A mechanism for regulating the hormone prolactin has newly been revealed by scientists at Karolinska Institutet. The results are to be published in the scientific journal Neuron, and may be significant for conditions and functions such as breast-feeding, sexual libido, and metabolism. The hormone, prolactin, is released from the pituitary gland in the brain and is the signal that triggers breast milk production during nursing. The reason that women normally do not produce milk and men never do - is that the release of prolactin is normally strongly inhibited by the signal substance dopamine. This is secreted by cells known as 'TIDA' neurons in the hypothalamus in the brain.

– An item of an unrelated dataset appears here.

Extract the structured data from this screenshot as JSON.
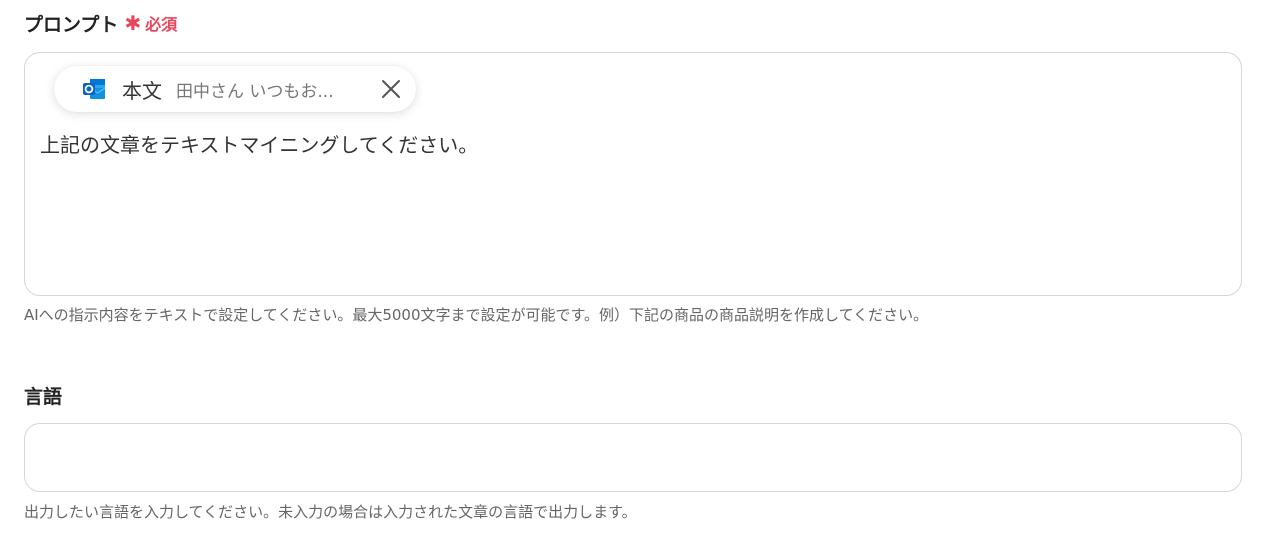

A Faculty of 1000 evaluation examines how a stomach-produced hormone that influences the desire to eat and consume alcohol could be switched off to control drinking problems. The study, carried out by Jerlhag et al. at the University of Gothenburg in Sweden, showed that the hormone ghrelin, typically released by the stomach and known to promote appetite and therefore the intake of food, also influences the consumption of alcohol. The results, published in The Proceedings of the National Academy of Sciences of the USA, showed that mice injected with ghrelin and then given the choice of alcohol or water to drink, were more likely to choose alcohol.
A study by the University of Exeter and the Peninsula Medical School for the first time links thyroid disease with human exposure to perfluorooctanoic acid (PFOA). PFOA is a persistent organic chemical used in industrial and consumer goods including nonstick cookware and stain- and water-resistant coatings for carpets and fabrics. Published in the journal Environmental Health Perspectives, The study revealed that people with higher concentrations of PFOA in their blood have higher rates of thyroid disease. The researchers analysed samples from the US Centers for Disease Control and Prevention's nationally representative National Health and Nutrition Examination Survey (NHANES).
The Endocrine Society's New Journal, Hormones Cancer, Bridges Gap Between Endocrinology And Oncology
The Endocrine Society unveiled its newest journal, Hormones & Cancer. This bi-monthly journal will include research articles covering all aspects of hormone action on cancer causation, progression, dependence, prevention, resistance and treatment. Hormonal cancers include cancers of the breast and prostate, two of the most deadly cancer subtypes. Additional hormonal cancer subtypes to be addressed in Hormones & Cancer include thyroid, gynecologic and pituitary cancer. Bringing together endocrinology and oncology researchers, this new journal will span the multidisciplinary nature of this field of research by including basic scientific, epidemiological and translational research papers.
Hormone Helps to Regulate Energy Homeostasis, Neuroendocrine Function, and Metabolism Leptin is a hormone that plays a central role in fat metabolism. Patients with genetic leptin deficiency are obese, and treatment with leptin leads to dramatic weight loss through decreased food intake and possible increased energy expenditure. However, most obese people who produce leptin normally are resistant to the weight-loss effects of the hormone. Leptin deficiency is a clinical syndrome associated with distinct conditions such as recent weight loss, diet- or exercise-induced hypothalamic amenorrhea, and lipoatrophy. Recombinant human leptin is an emerging potential therapy for these leptin-deficient conditions because in replacement doses, it normalizes energy homeostasis, neuroendocrine function, and metabolism.
Endocrinologists at the University of Pittsburgh School of Medicine and UPMC are launching a human trial of a new drug that their research indicates holds great promise for building bones weakened by osteoporosis. For the study, 105 participants will be randomly assigned to receive either teriparitide (Forteo® ), a drug that already is FDA-approved for osteoporosis treatment, or an experimental agent called parathyroid hormone-related protein (PTHrP), explained principal investigator Mara J. Horwitz, M.D., an assistant Professor of Medicine in the Division of Endocrinology and Metabolism, Pitt School of Medicine, and a practicing metabolic bone specialist at UPMC.